[Supplied data Boundary: Start]
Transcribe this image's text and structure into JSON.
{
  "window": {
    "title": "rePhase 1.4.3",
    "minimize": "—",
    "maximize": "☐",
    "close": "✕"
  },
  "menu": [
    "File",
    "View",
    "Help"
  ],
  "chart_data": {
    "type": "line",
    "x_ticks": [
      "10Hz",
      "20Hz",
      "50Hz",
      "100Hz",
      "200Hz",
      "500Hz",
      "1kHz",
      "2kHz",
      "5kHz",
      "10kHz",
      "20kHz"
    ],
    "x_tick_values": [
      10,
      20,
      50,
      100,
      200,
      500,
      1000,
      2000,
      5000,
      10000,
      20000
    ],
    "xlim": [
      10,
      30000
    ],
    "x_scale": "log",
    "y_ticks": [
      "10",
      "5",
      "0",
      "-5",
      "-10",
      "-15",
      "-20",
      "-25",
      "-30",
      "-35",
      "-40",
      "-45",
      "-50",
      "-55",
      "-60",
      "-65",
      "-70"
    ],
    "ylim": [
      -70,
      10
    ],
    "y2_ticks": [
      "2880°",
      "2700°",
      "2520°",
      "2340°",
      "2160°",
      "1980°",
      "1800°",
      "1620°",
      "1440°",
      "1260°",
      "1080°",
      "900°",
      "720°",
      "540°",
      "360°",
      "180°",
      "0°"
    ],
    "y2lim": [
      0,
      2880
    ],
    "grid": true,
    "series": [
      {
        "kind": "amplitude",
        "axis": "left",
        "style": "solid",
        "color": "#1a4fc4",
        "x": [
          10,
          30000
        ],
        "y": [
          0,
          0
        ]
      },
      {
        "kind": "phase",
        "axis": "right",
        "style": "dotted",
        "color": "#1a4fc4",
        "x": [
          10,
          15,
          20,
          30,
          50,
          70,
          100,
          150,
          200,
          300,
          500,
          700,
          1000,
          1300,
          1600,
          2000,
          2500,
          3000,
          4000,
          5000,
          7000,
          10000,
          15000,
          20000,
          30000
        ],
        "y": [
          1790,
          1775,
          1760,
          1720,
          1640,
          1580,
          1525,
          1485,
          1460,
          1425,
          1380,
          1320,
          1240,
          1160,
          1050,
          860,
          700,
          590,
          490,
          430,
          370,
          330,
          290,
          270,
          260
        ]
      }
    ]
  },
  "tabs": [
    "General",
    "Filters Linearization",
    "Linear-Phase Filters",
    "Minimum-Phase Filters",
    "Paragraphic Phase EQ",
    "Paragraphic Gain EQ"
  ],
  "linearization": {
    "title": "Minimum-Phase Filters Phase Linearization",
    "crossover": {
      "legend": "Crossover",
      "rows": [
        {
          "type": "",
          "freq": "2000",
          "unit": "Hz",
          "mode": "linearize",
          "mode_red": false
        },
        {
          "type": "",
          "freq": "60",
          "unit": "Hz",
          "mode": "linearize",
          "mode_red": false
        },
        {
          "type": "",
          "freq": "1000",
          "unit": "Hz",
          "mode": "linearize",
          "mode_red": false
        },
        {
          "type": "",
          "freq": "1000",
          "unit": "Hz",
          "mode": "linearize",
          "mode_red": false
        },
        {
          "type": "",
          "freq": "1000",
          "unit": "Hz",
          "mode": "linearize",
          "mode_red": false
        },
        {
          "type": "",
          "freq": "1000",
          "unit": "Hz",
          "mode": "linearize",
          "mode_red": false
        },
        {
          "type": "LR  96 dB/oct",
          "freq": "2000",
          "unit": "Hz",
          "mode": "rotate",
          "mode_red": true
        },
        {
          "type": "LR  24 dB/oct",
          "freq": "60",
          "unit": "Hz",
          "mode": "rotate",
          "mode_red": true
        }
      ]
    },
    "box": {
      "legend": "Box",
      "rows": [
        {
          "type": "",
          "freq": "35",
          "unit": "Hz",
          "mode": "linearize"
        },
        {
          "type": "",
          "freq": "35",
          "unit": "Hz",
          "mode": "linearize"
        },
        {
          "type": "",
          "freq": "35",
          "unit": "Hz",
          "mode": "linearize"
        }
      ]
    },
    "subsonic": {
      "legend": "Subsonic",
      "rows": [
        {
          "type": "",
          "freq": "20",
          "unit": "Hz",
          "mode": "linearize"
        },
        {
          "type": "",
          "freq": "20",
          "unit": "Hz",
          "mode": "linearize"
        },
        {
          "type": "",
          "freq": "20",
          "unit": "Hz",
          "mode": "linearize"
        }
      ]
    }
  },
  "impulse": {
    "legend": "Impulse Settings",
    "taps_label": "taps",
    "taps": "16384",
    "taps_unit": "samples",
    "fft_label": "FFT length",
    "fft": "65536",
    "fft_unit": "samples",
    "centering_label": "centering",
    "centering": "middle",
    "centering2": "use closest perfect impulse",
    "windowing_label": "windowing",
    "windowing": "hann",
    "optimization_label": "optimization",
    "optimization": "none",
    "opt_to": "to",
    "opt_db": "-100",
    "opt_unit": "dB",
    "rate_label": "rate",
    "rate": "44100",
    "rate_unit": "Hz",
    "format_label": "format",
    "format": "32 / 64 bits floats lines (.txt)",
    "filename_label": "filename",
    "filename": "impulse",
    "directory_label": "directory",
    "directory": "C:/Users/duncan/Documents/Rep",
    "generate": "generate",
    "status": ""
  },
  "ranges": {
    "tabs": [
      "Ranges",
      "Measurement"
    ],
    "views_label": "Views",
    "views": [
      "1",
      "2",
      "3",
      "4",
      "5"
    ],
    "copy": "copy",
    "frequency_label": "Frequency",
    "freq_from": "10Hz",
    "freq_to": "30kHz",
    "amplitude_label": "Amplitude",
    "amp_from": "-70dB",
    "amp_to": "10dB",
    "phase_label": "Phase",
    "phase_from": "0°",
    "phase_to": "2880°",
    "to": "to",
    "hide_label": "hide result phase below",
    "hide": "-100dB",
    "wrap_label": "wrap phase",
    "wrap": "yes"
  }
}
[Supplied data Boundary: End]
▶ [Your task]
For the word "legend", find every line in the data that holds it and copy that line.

▶ [Task result]
      "legend": "Crossover",
      "legend": "Box",
      "legend": "Subsonic",
    "legend": "Impulse Settings",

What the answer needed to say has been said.